GUEST BLOG BY ANYA HARDEN, PHILANTHROPY INTERN
As a child, my family made an annual pilgrimage from southern Mississippi to Huntsville, Alabama to attend camp meetings on the campus of Oakwood University, the institution that I now attend. During stretches of time in which the meeting failed to keep my siblings and I occupied, my parents took it upon themselves to explore the city with us and find places that would soon become long-awaited destinations in themselves. One of those places was the U.S Space and Rocket Center. As the children of nerds, we were enthralled with the different exhibits, displays, and activities centered around history and science found at the center. Every year we would trip over each other trying to see the new theme of the main exhibit or attempting to be first in line to ride Space Shot (now titled Moon Shot).
That is until the COVID-19 pandemic halted our travels and forced our adventure-hungry family inside for months. That year also hit USSRC particularly hard as the lack of foot traffic left it in jeopardy of closure. It was forced to lay off 90% of their full-time employees and temporarily shut down their Space Camp program, which was responsible for developing a love for science in the almost 1 million young campers like myself. It was at this point that USSRC had to turn to the generosity of its community and patrons to survive.
“The coronavirus pandemic has created a dire situation at our beloved Space & Rocket Center,” said John Nerger, chairman of the Alabama Space Science Exhibit Commission, according to Alabama.com. “And we are now struggling for our very survival.”
Aided by a public relations firm local to the Tennessee Valley area, USSRC took to social media and called on everyone who had ever enjoyed Space Camp, with a goal of raising $1.5 million. Remarkably, it was able to garner and exceed the amount of money requested within seven days of their initial appeal. Today the U.S. Space & Rocket Center is up and running along with the Space Camp, continuing to foster a love of STEM in kids, including my now rocket-obsessed little brother who just joined the Engineering Academy at his high school.

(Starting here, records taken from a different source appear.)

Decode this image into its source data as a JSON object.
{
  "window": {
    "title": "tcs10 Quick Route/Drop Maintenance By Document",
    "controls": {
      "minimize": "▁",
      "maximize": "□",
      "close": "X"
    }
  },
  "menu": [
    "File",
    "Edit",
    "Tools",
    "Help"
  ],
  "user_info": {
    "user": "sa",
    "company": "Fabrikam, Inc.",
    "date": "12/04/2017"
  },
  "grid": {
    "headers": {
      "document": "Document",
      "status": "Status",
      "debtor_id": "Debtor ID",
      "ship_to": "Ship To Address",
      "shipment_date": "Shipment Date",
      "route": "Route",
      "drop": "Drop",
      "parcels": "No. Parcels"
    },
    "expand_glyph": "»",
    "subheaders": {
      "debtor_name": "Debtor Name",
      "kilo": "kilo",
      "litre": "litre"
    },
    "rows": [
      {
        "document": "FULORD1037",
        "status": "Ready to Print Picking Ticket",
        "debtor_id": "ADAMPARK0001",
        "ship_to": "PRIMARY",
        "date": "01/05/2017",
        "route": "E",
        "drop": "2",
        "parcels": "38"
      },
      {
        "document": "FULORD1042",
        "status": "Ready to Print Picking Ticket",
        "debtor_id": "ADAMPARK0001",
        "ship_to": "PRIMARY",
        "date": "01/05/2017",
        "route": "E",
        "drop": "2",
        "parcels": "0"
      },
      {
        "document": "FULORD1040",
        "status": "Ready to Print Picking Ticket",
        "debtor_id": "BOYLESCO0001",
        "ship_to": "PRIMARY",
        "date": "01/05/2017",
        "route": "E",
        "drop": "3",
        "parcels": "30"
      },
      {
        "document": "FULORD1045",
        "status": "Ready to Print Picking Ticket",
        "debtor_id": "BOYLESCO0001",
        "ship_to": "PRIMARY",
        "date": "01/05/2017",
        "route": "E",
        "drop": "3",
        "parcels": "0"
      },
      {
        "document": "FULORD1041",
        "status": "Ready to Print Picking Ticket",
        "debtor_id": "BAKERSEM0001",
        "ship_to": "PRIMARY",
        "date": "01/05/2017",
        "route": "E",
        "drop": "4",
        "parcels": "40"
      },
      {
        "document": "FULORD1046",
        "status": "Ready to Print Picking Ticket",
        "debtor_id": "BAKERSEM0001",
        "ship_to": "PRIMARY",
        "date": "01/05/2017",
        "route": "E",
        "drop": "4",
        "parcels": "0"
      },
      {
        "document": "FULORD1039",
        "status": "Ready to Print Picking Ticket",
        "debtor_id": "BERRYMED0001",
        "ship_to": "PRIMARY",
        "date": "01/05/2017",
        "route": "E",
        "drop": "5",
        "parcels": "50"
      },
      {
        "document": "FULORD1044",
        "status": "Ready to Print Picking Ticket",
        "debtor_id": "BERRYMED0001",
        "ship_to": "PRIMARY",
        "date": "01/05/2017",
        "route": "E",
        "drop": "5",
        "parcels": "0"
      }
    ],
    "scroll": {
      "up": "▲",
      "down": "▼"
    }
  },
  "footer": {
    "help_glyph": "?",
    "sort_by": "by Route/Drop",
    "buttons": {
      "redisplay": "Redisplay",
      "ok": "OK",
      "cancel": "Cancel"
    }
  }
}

This story not only highlights the important role of generosity, but also the capacity and care that Huntsville-area citizens have in their hearts for their local organizations. There are many of worthy nonprofits in need of our support that do not have access to PR firms or heavily-trafficked social media presences. In my short tenure as a Philanthropy Intern at the Community Foundation of Greater Huntsville, I have seen how this organization strives to match the generosity of donors with nonprofits serving in areas that they passionately care about. By tapping into the love Huntsvillians have for their region and sharing just how beautiful (and simple) giving can be, we can create a Greater Huntsville community all of children can reach for the stars… or beyond.